27 February 2011

The Flip Side of Extreme Event Attribution

I first noticed an interesting argument related to climate change in President Bill Clinton's 2000 State of the Union Address:
If we fail to reduce the emission of greenhouse gases, deadly heat waves and droughts will become more frequent, coastal areas will flood, and economies will be disrupted. That is going to happen, unless we act.
Taken literally, the sentences are not wrong. But they are misleading. Consider that the exact opposite of the sentences is also not wrong:
If we reduce the emission of greenhouse gases, deadly heat waves and droughts will become more frequent, coastal areas will flood, and economies will be disrupted. That is going to happen, if we act.
The reason why both the sentence and its opposite are not wrong is that deadly and economically disruptive disasters will occur and be more frequent independent of action on greenhouse gas emissions. If the sentences are read to imply a causal relationship between action on greenhouse gases and the effects on the impacts of extreme events -- and you believe that such a direct causal relationship exists -- the sentences are still misleading, because they include no sense of time perspective. Even if you believe in such a tight coupling between emissions and extremes, the effect of emissions reductions on extreme events won't be detectable in your lifetime, and probably for much longer than that.

Why do I bring up President Clinton's 2000 State of the Union in 2011?  Because I have seen this slippery and misleading formulation occur repeatedly in recent weeks as the issue of carbon dioxide and extreme events has hotted up.  Consider the following examples.

First John Holdren, science advisor to President Obama:
People are seeing the impact of climate change around them in extraordinary patterns of floods and droughts, wildfires, heatwaves and powerful storms.
He also says:
[T]he climate is changing and that humans are responsible for a substantial part of that - and that these changes are doing harm and will continue to do more harm unless we start to reduce our emissions
It would easy to get the impression from such a sentence that if we "start to reduce our emissions" then climate changes will no longer be "doing harm and continue to do more harm"  (or more generously, will be "doing less harm"). Such an argument is at best sloppy -- particularly for a science advisor -- but also pretty misleading

Second, Ross Garnaut, a climate change advisor to the Australian government:
[T]he systematic, intellectual work of people who've spent their lifetimes studying these things shows that a warmer climate does lead to intensification of these sorts of extreme climatic events that we've seen in Queensland, and I think that people are wishing to avoid those awful challenge in Queensland will be amongst the people supporting effective action on climate change.
It would be easy to get the impression that Garnaut is suggesting to current Queensland residents that future Queensland floods and/or tropical cyclones might be avoided by supporting "effective action on climate change."  If so, then the argument is highly misleading.

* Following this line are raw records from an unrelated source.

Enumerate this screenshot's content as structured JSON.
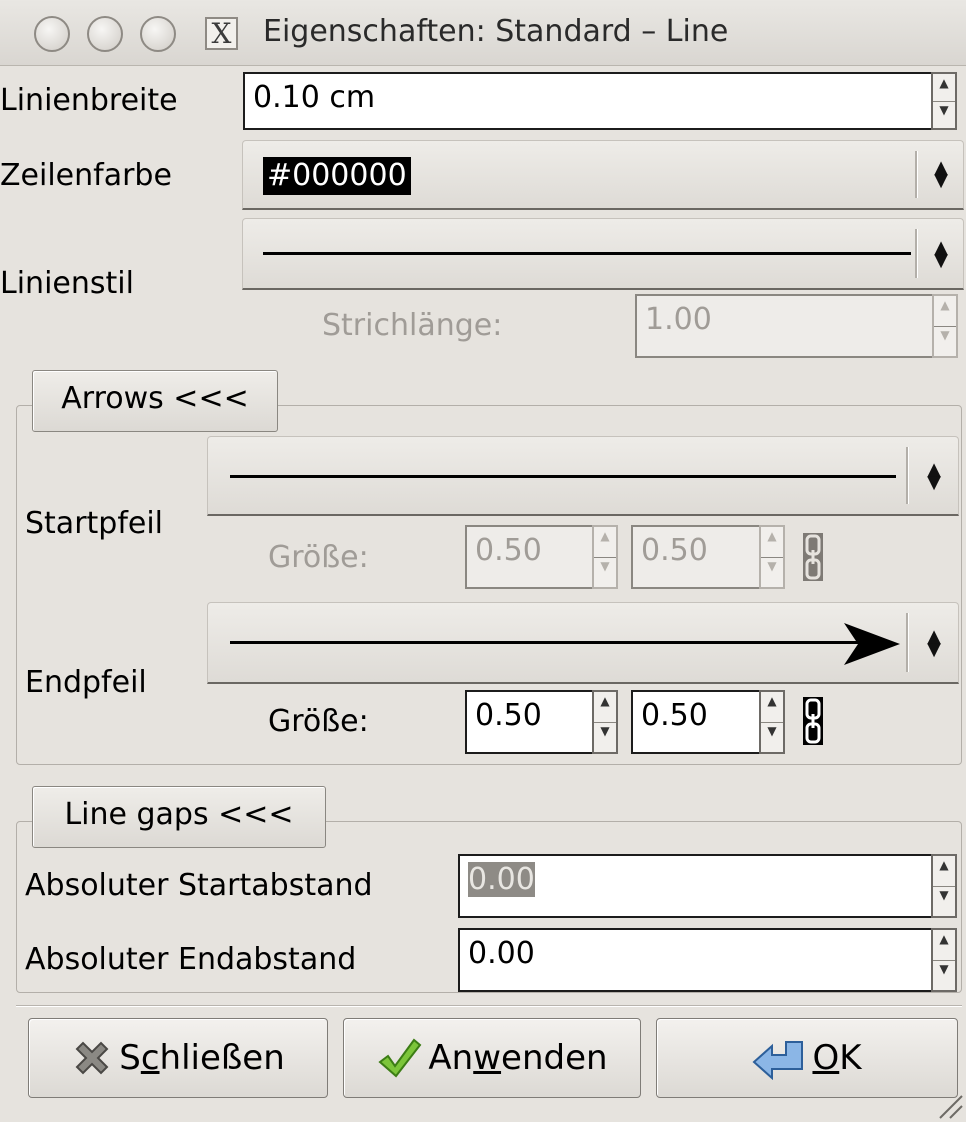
{
  "window": {
    "title": "Eigenschaften: Standard – Line"
  },
  "line_width": {
    "label": "Linienbreite",
    "value": "0.10 cm"
  },
  "line_color": {
    "label": "Zeilenfarbe",
    "value": "#000000",
    "swatch_color": "#000000"
  },
  "line_style": {
    "label": "Linienstil",
    "dash_label": "Strichlänge:",
    "dash_value": "1.00"
  },
  "arrows": {
    "toggle_label": "Arrows <<<",
    "start_label": "Startpfeil",
    "start_size_label": "Größe:",
    "start_width": "0.50",
    "start_height": "0.50",
    "end_label": "Endpfeil",
    "end_size_label": "Größe:",
    "end_width": "0.50",
    "end_height": "0.50"
  },
  "gaps": {
    "toggle_label": "Line gaps <<<",
    "start_label": "Absoluter Startabstand",
    "start_value": "0.00",
    "end_label": "Absoluter Endabstand",
    "end_value": "0.00"
  },
  "buttons": {
    "close_pre": "S",
    "close_mn": "c",
    "close_post": "hließen",
    "apply_pre": "An",
    "apply_mn": "w",
    "apply_post": "enden",
    "ok_pre": "",
    "ok_mn": "O",
    "ok_post": "K"
  },
  "icons": {
    "close": "close-x-icon",
    "apply": "checkmark-icon",
    "ok": "ok-return-arrow-icon",
    "chain": "chain-link-icon"
  }
}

It is just logical that one cannot make the claim that action on climate change will influence future extreme events without first being able to claim that greenhouse gas emissions have a discernible influence on those extremes. This probably helps to explain why there is such a push to classify the attribution issue as settled. But this is just piling on one bad argument on top of another.

Even if you believe that attribution has been achieved, these are bad arguments for the simple fact that detecting the effects on the global climate system of emissions reductions would take many, many (many!) decades.  For instance, for an aggressive climate policy that would stabilize carbon dioxide at 450 ppm, detecting a change in average global temperatures would necessarily occur in the second half of this century.  Detection of changes in extreme events would take even longer.

To suggest that action on greenhouse gas emissions is a mechanism for modulating the impacts of extreme events remains a highly misleading argument.  There are better justifications for action on carbon dioxide that do not depend on contorting the state of the science.